At the end of the day, the long-gun registry may or may not have saved lives. Without a control group, or wildly imaginative counterfactuals, we will never know. But the fact that we are willing to sacrifice potential safety for concerns over convenience shows that for the Harper government, politics continues to trump policy. Asbestos, prisons, the census, long guns; How much longer will we let this list become before we realize that the only people we are hurting are ourselves?

(Feature photo courtesy of Dunechaser/Flickr)

Le bon Jack

Jack Layton
Jack Layton in 2008

This was news I wasn’t expecting.

In June 2011 I attended my first NDP Convention here in Vancouver, not really sure what I was getting into. I was handed a thick binder of resolutions, and without any contacts to mingle and network with, found an empty table off to one side of the convention floor and got to reading. There were resolutions I agreed with – on asbestos, public transportation, and indigenous rights. There were resolutions I disagreed with, particularly those on the HST. I looked forward to the opportunity to raise my voting card and make a difference. I did so at every opportunity, and it felt good! Despite the fact that I was almost always voting with the majority, this felt like real democracy in action. Some of the resolutions directly edited the NDP Constitution; I felt I had a hand in that.

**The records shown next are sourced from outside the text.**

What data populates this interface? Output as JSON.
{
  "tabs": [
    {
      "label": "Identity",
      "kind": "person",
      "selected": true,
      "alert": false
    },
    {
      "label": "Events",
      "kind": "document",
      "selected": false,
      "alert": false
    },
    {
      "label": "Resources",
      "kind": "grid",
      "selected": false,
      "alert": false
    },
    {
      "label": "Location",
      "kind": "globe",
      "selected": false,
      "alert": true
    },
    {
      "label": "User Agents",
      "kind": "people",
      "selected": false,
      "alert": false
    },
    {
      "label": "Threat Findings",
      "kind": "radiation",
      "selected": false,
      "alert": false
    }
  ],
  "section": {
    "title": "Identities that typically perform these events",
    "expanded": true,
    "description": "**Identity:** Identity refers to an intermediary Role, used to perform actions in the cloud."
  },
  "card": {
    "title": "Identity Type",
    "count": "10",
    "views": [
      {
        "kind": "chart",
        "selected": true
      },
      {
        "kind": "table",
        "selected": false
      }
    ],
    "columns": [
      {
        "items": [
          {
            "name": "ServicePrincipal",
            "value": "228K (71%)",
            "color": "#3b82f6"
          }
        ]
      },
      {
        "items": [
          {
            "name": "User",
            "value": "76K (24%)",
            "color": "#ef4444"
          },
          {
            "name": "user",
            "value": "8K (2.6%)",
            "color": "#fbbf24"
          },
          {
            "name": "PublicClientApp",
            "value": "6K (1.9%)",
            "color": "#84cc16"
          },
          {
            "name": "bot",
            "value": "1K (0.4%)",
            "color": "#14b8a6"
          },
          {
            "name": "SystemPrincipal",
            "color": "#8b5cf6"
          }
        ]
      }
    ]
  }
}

Yet the highlight of the weekend was Jack Layton. I knew this was a man with charisma, I’d followed him since he took the party leadership in 2004, and I watched with pride as he out-dueled his opponents in the leadership debates. Yet nothing quite prepared me for seeing him in person. It’s true that his speech left a bit to be desired – the same themes of working for Canada’s families, getting down to work, etc. But his strength of character, and the way in which he galvanized the crowd was nothing short of electrifying. A great hall of people shouting and chanting Jack! Jack! Jack! The cynicism that I often feel over politics was washed aside in a wave of positivity – that’s what Jack Layton brought to the party.

During that same convention, I bore witness to some fundamental divides in the NDP. There was tension between the traditional unionists, and the more modern progressive youth of the party. The talk of even discussing a merger brought out vehement support from both sides (for the record, I voted to not rule out discussing a merger, why shut the door so fast?). Now that Jack is gone, it will be up to the party to stand together and not let such divisions weaken this embryonic 21st century NDP; an NDP with a chance for a successful future as Canada’s governing party.

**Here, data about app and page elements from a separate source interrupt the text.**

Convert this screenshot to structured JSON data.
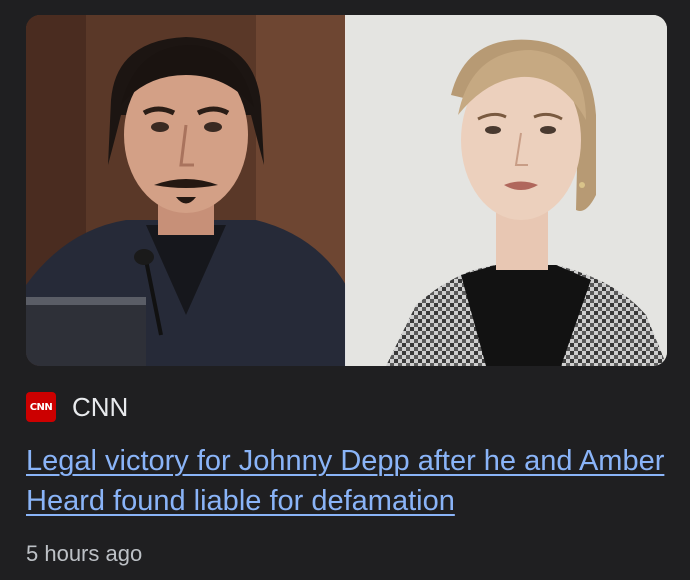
{
  "article": {
    "source": {
      "logo_text": "CNN",
      "logo_color": "#cc0000",
      "name": "CNN"
    },
    "headline": "Legal victory for Johnny Depp after he and Amber Heard found liable for defamation",
    "timestamp": "5 hours ago",
    "link_color": "#8ab4f8"
  }
}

I won’t in detail go into the shock and disappointment I felt when I read that Jack Layton passed away. Though in fact, the feeling was more of anger. This is what I posted on facebook that day:

I know the respectful thing is to mourn, but I’m angry that Jack Layton is gone. Angry. Life just isn’t fair sometimes. He deserved better, and Canada deserved better.

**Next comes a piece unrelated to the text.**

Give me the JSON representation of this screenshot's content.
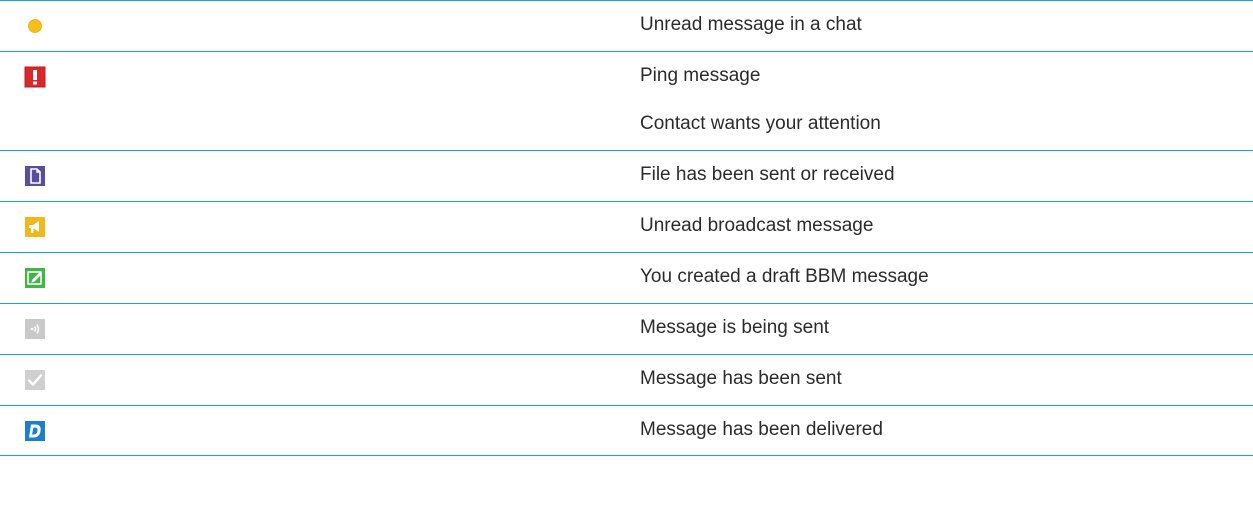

A person like him comes along rarely, and it was only in the last few months of his life that the people of Canada really started to realize what a man he was. Damn it all.

What more can I say? It was a privilege to see the man speak, and it was a privilege to have him make such an impact on our country. It is now up to the rest of us to carry on the work he began, and ensure that we stand up for our values.

(Photo courtesy of Wikimedia Commons, feature photo courtesy of Tania Liu/Flickr)